"The Murmur of Bees",  Sofia Segovia's first novel to be translated to English, has all the characteristics of a page turner: mystery, tragedy, magical realism and family drama, and yet, it is not a quick read. At almost five hundred pages, this is a book deserving of attention and patience. Like so many of my favorite books, my heart ached when I turned the last page. It was not the ending I had hoped for, yet it was the perfect ending. The last one hundred pages are beautiful; I immediately reread those last chapters just to more fully absorb, appreciate and ponder the beauty of it's conclusion.

Happy Reading!


  1. i always enjoy your book reviews, especially when you have such a positive reaction to what you have read!! "a page turner", now that sounds awesome!!

  2. I loved this book! I hope that you are well and that school is not too "crazy" during these strange times. Have a wonderful weekend Bonnie.

  3. Bonnie I must check out this book. It sounds wonderful. I am sure the library will have a copy or at least find one from a lending one. Hope you are keeping well as safe. I know the school year must be extremely challenging. Will be keeping you in my prayers. Take care friend. Hugs!

  4. This book sounds wonderful. Thanks for the recommendation!

  5. hi bonnie, i am waving back!! i was so happy to see your comment today!! i am well, i hope you are too!!!

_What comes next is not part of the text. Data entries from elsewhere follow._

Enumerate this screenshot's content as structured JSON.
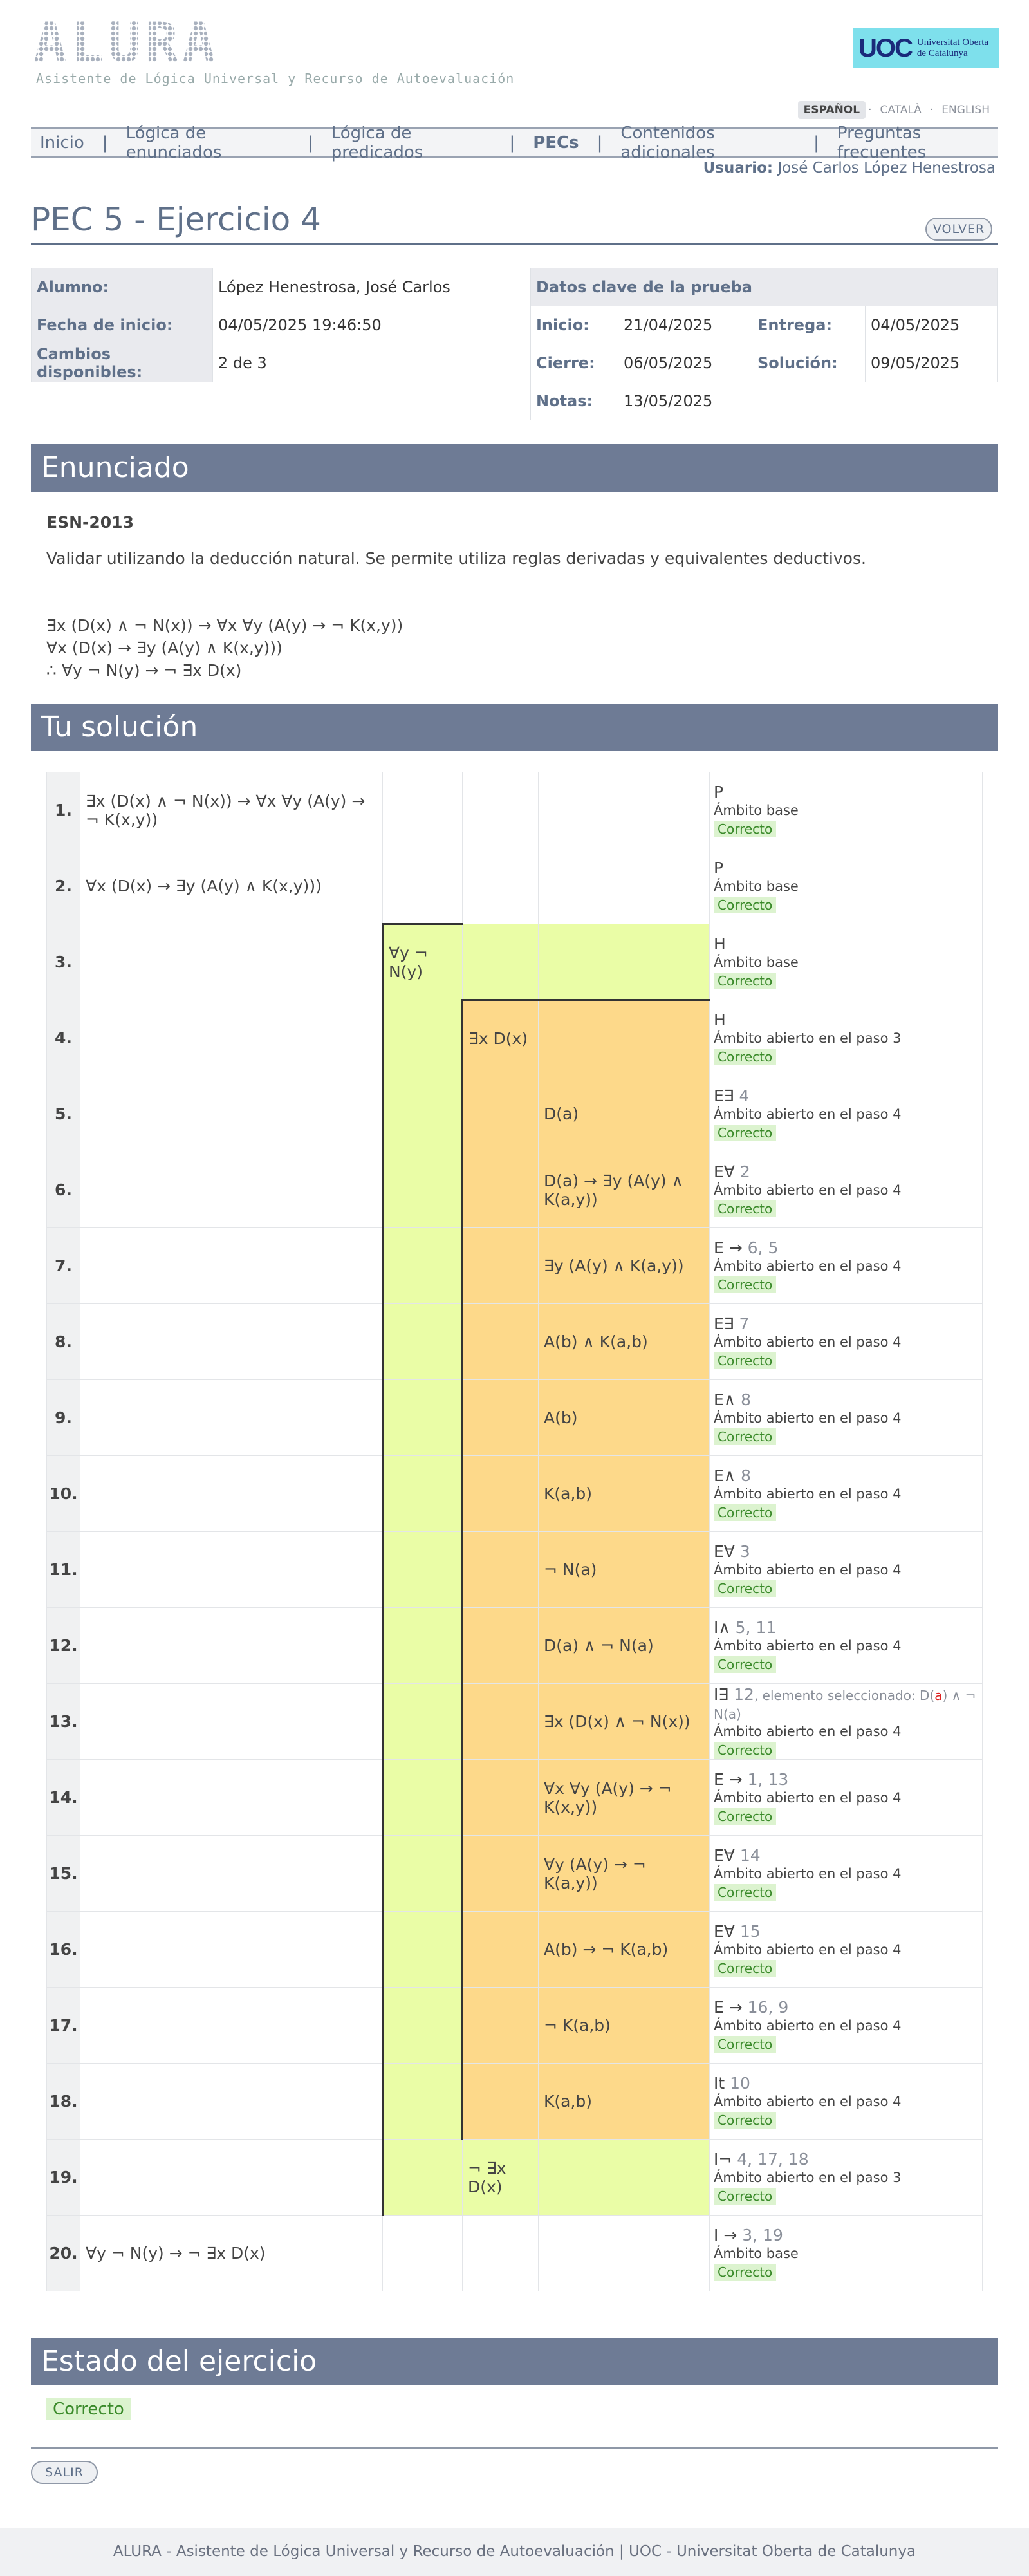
{
  "header": {
    "logo_text": "ALURA",
    "subtitle": "Asistente de Lógica Universal y Recurso de Autoevaluación",
    "uoc_mark": "UOC",
    "uoc_name_1": "Universitat Oberta",
    "uoc_name_2": "de Catalunya",
    "languages": [
      "ESPAÑOL",
      "CATALÀ",
      "ENGLISH"
    ]
  },
  "nav": {
    "items": [
      "Inicio",
      "Lógica de enunciados",
      "Lógica de predicados",
      "PECs",
      "Contenidos adicionales",
      "Preguntas frecuentes"
    ],
    "active": "PECs"
  },
  "user": {
    "label": "Usuario:",
    "name": "José Carlos López Henestrosa"
  },
  "page": {
    "title": "PEC 5 - Ejercicio 4",
    "back_button": "VOLVER",
    "exit_button": "SALIR"
  },
  "student": {
    "alumno_label": "Alumno:",
    "alumno": "López Henestrosa, José Carlos",
    "fecha_label": "Fecha de inicio:",
    "fecha": "04/05/2025 19:46:50",
    "cambios_label": "Cambios disponibles:",
    "cambios": "2 de 3"
  },
  "test": {
    "header": "Datos clave de la prueba",
    "inicio_label": "Inicio:",
    "inicio": "21/04/2025",
    "entrega_label": "Entrega:",
    "entrega": "04/05/2025",
    "cierre_label": "Cierre:",
    "cierre": "06/05/2025",
    "solucion_label": "Solución:",
    "solucion": "09/05/2025",
    "notas_label": "Notas:",
    "notas": "13/05/2025"
  },
  "enunciado": {
    "heading": "Enunciado",
    "code": "ESN-2013",
    "text": "Validar utilizando la deducción natural. Se permite utiliza reglas derivadas y equivalentes deductivos.",
    "premises": [
      "∃x (D(x) ∧ ¬ N(x)) → ∀x ∀y (A(y) → ¬ K(x,y))",
      "∀x (D(x) → ∃y (A(y) ∧ K(x,y)))",
      "∴ ∀y ¬ N(y) → ¬ ∃x D(x)"
    ]
  },
  "solution": {
    "heading": "Tu solución",
    "rows": [
      {
        "n": "1.",
        "f": "∃x (D(x) ∧ ¬ N(x)) → ∀x ∀y (A(y) → ¬ K(x,y))",
        "rule": "P",
        "nums": "",
        "scope": "Ámbito base",
        "status": "Correcto"
      },
      {
        "n": "2.",
        "f": "∀x (D(x) → ∃y (A(y) ∧ K(x,y)))",
        "rule": "P",
        "nums": "",
        "scope": "Ámbito base",
        "status": "Correcto"
      },
      {
        "n": "3.",
        "f": "∀y ¬ N(y)",
        "rule": "H",
        "nums": "",
        "scope": "Ámbito base",
        "status": "Correcto"
      },
      {
        "n": "4.",
        "f": "∃x D(x)",
        "rule": "H",
        "nums": "",
        "scope": "Ámbito abierto en el paso 3",
        "status": "Correcto"
      },
      {
        "n": "5.",
        "f": "D(a)",
        "rule": "E∃",
        "nums": "4",
        "scope": "Ámbito abierto en el paso 4",
        "status": "Correcto"
      },
      {
        "n": "6.",
        "f": "D(a) → ∃y (A(y) ∧ K(a,y))",
        "rule": "E∀",
        "nums": "2",
        "scope": "Ámbito abierto en el paso 4",
        "status": "Correcto"
      },
      {
        "n": "7.",
        "f": "∃y (A(y) ∧ K(a,y))",
        "rule": "E →",
        "nums": "6, 5",
        "scope": "Ámbito abierto en el paso 4",
        "status": "Correcto"
      },
      {
        "n": "8.",
        "f": "A(b) ∧ K(a,b)",
        "rule": "E∃",
        "nums": "7",
        "scope": "Ámbito abierto en el paso 4",
        "status": "Correcto"
      },
      {
        "n": "9.",
        "f": "A(b)",
        "rule": "E∧",
        "nums": "8",
        "scope": "Ámbito abierto en el paso 4",
        "status": "Correcto"
      },
      {
        "n": "10.",
        "f": "K(a,b)",
        "rule": "E∧",
        "nums": "8",
        "scope": "Ámbito abierto en el paso 4",
        "status": "Correcto"
      },
      {
        "n": "11.",
        "f": "¬ N(a)",
        "rule": "E∀",
        "nums": "3",
        "scope": "Ámbito abierto en el paso 4",
        "status": "Correcto"
      },
      {
        "n": "12.",
        "f": "D(a) ∧ ¬ N(a)",
        "rule": "I∧",
        "nums": "5, 11",
        "scope": "Ámbito abierto en el paso 4",
        "status": "Correcto"
      },
      {
        "n": "13.",
        "f": "∃x (D(x) ∧ ¬ N(x))",
        "rule": "I∃",
        "nums": "12",
        "sel_label": ", elemento seleccionado: D(",
        "sel_a": "a",
        "sel_rest": ") ∧ ¬ N(a)",
        "scope": "Ámbito abierto en el paso 4",
        "status": "Correcto"
      },
      {
        "n": "14.",
        "f": "∀x ∀y (A(y) → ¬ K(x,y))",
        "rule": "E →",
        "nums": "1, 13",
        "scope": "Ámbito abierto en el paso 4",
        "status": "Correcto"
      },
      {
        "n": "15.",
        "f": "∀y (A(y) → ¬ K(a,y))",
        "rule": "E∀",
        "nums": "14",
        "scope": "Ámbito abierto en el paso 4",
        "status": "Correcto"
      },
      {
        "n": "16.",
        "f": "A(b) → ¬ K(a,b)",
        "rule": "E∀",
        "nums": "15",
        "scope": "Ámbito abierto en el paso 4",
        "status": "Correcto"
      },
      {
        "n": "17.",
        "f": "¬ K(a,b)",
        "rule": "E →",
        "nums": "16, 9",
        "scope": "Ámbito abierto en el paso 4",
        "status": "Correcto"
      },
      {
        "n": "18.",
        "f": "K(a,b)",
        "rule": "It",
        "nums": "10",
        "scope": "Ámbito abierto en el paso 4",
        "status": "Correcto"
      },
      {
        "n": "19.",
        "f": "¬ ∃x D(x)",
        "rule": "I¬",
        "nums": "4, 17, 18",
        "scope": "Ámbito abierto en el paso 3",
        "status": "Correcto"
      },
      {
        "n": "20.",
        "f": "∀y ¬ N(y) → ¬ ∃x D(x)",
        "rule": "I →",
        "nums": "3, 19",
        "scope": "Ámbito base",
        "status": "Correcto"
      }
    ]
  },
  "estado": {
    "heading": "Estado del ejercicio",
    "value": "Correcto"
  },
  "footer": "ALURA - Asistente de Lógica Universal y Recurso de Autoevaluación | UOC - Universitat Oberta de Catalunya",
  "colors": {
    "nav_text": "#5f7089",
    "section_bar": "#6e7b95",
    "scope_green": "#eafda6",
    "scope_orange": "#fdd98a",
    "ok_bg": "#dcf3cf"
  }
}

  6. oh bonnie, i was so happy to see you today...and thrilled with the notion that you may be writing here again. chuck and i were in a pretty serious car accident, chuck was driving and it was not his fault. the other driver got 2 tickets. our car rolled over several times and is totaled. chuck was not hurt, i have some broken bones but otherwise i am ok. it happened on october 6th.